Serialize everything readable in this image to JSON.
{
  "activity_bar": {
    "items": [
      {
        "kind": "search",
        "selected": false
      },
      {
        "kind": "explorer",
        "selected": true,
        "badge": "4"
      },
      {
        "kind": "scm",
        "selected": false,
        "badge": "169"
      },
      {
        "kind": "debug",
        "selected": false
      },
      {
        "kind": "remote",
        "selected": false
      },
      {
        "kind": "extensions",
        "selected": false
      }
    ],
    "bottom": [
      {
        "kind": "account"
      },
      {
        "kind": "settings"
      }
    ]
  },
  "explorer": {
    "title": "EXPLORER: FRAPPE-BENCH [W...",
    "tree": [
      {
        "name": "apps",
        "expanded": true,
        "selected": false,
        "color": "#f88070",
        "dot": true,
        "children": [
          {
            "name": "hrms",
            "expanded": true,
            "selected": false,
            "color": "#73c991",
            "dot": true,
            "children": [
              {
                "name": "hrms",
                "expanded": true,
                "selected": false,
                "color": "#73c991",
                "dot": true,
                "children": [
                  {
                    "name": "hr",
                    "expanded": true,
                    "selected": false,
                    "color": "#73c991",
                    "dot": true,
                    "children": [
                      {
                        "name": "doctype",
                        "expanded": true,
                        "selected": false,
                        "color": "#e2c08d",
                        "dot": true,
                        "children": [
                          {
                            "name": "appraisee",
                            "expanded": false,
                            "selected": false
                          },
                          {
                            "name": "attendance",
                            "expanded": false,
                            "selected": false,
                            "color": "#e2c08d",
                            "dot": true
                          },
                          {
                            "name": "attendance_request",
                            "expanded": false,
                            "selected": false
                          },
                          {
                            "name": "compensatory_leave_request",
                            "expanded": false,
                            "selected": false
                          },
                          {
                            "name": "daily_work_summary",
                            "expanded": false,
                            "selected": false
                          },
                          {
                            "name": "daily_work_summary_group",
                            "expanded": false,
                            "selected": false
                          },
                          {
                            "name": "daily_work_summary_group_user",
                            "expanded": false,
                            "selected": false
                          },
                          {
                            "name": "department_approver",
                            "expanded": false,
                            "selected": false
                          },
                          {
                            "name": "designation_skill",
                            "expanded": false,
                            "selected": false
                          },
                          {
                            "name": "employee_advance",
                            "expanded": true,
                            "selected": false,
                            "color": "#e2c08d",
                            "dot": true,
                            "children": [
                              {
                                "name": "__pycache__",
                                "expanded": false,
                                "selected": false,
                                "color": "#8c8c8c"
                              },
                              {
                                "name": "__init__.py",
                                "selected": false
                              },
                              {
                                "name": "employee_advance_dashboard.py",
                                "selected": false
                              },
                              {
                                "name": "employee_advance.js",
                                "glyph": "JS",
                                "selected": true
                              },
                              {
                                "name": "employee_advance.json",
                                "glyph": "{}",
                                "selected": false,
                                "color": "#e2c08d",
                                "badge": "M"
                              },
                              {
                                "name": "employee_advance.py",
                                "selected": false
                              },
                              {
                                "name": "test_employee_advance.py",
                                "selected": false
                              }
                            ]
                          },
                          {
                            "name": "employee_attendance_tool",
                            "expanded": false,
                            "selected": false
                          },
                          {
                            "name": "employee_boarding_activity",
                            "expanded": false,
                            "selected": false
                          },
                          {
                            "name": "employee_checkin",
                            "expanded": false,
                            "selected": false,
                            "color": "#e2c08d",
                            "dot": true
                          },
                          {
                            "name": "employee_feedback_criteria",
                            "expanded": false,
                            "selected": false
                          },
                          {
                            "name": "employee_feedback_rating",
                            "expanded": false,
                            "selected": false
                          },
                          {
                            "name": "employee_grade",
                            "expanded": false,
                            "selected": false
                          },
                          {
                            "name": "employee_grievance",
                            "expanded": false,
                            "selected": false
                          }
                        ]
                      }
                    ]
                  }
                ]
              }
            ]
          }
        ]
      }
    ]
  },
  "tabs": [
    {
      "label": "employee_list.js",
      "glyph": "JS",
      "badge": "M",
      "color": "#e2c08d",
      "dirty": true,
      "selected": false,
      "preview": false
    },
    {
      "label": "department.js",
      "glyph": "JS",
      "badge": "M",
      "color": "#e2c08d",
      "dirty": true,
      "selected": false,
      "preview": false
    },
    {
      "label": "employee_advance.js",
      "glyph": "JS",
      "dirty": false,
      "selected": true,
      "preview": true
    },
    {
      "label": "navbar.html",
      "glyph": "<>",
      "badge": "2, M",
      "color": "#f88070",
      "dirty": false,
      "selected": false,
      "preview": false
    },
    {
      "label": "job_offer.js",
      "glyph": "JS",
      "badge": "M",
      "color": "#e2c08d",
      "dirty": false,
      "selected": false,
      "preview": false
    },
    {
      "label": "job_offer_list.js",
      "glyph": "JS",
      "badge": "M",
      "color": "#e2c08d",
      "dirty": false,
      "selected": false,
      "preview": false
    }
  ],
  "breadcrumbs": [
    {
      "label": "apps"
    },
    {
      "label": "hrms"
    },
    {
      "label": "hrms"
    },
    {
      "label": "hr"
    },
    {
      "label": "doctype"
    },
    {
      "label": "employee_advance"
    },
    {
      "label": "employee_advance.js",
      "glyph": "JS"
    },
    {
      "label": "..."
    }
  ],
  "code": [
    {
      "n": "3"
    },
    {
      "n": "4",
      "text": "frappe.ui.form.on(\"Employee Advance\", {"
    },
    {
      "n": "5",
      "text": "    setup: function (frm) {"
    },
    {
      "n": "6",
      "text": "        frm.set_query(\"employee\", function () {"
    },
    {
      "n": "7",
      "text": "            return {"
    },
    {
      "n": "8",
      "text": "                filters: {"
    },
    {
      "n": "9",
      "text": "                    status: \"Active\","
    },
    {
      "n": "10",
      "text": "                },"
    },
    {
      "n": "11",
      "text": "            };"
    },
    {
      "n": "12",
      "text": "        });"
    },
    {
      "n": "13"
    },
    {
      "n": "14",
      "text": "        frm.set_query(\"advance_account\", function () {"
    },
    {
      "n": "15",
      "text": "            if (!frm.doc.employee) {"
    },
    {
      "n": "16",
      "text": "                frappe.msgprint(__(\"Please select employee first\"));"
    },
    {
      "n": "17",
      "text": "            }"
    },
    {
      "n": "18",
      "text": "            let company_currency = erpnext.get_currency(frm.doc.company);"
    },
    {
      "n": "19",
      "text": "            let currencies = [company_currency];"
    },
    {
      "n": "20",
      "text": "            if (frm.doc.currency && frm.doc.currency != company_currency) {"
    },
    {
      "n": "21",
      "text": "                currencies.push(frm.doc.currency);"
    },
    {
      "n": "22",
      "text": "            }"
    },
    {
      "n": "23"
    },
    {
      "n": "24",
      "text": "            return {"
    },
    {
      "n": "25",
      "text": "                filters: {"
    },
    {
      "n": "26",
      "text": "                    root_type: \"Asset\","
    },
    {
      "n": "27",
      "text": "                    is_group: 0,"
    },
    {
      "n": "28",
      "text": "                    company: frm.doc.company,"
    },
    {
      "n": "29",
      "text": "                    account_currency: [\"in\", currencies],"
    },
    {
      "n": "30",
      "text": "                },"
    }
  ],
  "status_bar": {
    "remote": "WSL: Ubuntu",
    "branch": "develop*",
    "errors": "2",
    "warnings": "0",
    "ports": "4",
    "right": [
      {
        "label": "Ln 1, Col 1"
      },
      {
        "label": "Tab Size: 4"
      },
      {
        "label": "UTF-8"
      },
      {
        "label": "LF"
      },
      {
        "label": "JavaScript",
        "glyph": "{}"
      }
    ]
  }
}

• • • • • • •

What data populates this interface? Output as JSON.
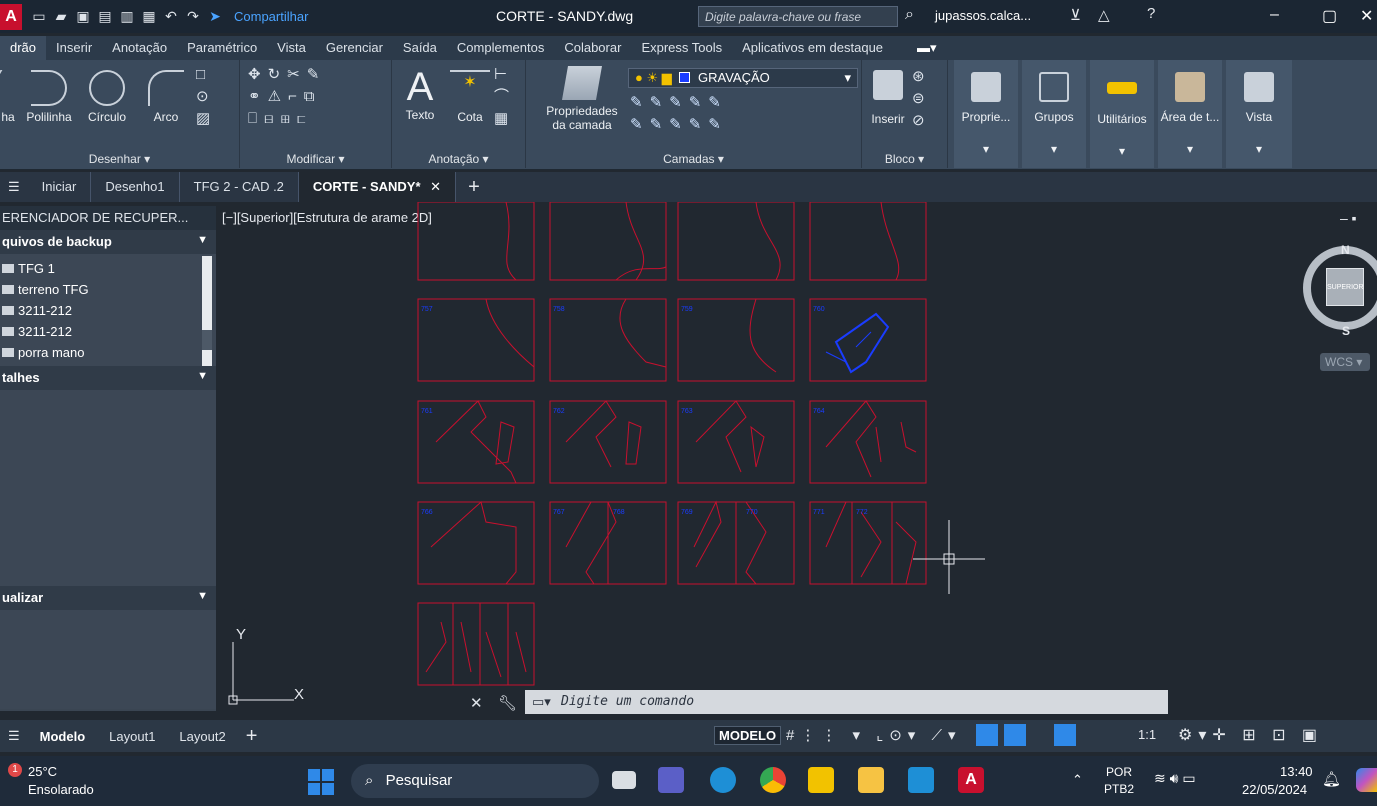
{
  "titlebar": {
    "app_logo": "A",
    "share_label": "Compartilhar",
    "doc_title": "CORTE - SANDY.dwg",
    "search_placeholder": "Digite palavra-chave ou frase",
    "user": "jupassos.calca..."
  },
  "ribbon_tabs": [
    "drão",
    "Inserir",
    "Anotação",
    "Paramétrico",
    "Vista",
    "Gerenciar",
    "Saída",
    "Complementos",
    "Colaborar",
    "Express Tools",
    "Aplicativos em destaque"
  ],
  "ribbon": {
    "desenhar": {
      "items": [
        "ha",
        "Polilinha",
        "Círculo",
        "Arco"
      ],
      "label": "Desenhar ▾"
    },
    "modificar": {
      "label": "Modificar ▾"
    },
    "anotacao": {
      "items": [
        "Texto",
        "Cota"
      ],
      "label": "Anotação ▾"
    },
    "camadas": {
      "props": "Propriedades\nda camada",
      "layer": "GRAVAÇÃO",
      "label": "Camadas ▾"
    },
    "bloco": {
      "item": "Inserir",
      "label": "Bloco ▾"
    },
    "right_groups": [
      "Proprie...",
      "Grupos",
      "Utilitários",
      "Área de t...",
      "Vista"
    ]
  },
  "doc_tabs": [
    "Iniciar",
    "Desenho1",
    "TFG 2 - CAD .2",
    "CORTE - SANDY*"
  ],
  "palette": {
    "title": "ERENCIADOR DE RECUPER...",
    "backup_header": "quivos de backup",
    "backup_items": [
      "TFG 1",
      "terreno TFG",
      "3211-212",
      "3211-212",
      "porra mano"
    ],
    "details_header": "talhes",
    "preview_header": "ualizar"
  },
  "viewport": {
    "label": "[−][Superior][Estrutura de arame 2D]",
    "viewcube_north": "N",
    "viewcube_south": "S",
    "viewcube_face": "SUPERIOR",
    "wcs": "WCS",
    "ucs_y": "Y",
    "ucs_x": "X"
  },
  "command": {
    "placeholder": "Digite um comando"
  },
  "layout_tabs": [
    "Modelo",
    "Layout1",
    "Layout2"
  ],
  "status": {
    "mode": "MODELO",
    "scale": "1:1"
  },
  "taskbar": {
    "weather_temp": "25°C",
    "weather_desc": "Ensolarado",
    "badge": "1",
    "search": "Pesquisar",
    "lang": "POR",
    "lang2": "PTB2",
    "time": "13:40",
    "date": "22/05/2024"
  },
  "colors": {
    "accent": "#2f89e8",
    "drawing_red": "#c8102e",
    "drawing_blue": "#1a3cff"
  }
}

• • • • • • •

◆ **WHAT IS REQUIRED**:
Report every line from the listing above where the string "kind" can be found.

◆ **RESULT OF THE EXERCISE**:
        "kind": "search",
        "kind": "explorer",
        "kind": "scm",
        "kind": "debug",
        "kind": "remote",
        "kind": "extensions",
        "kind": "account"
        "kind": "settings"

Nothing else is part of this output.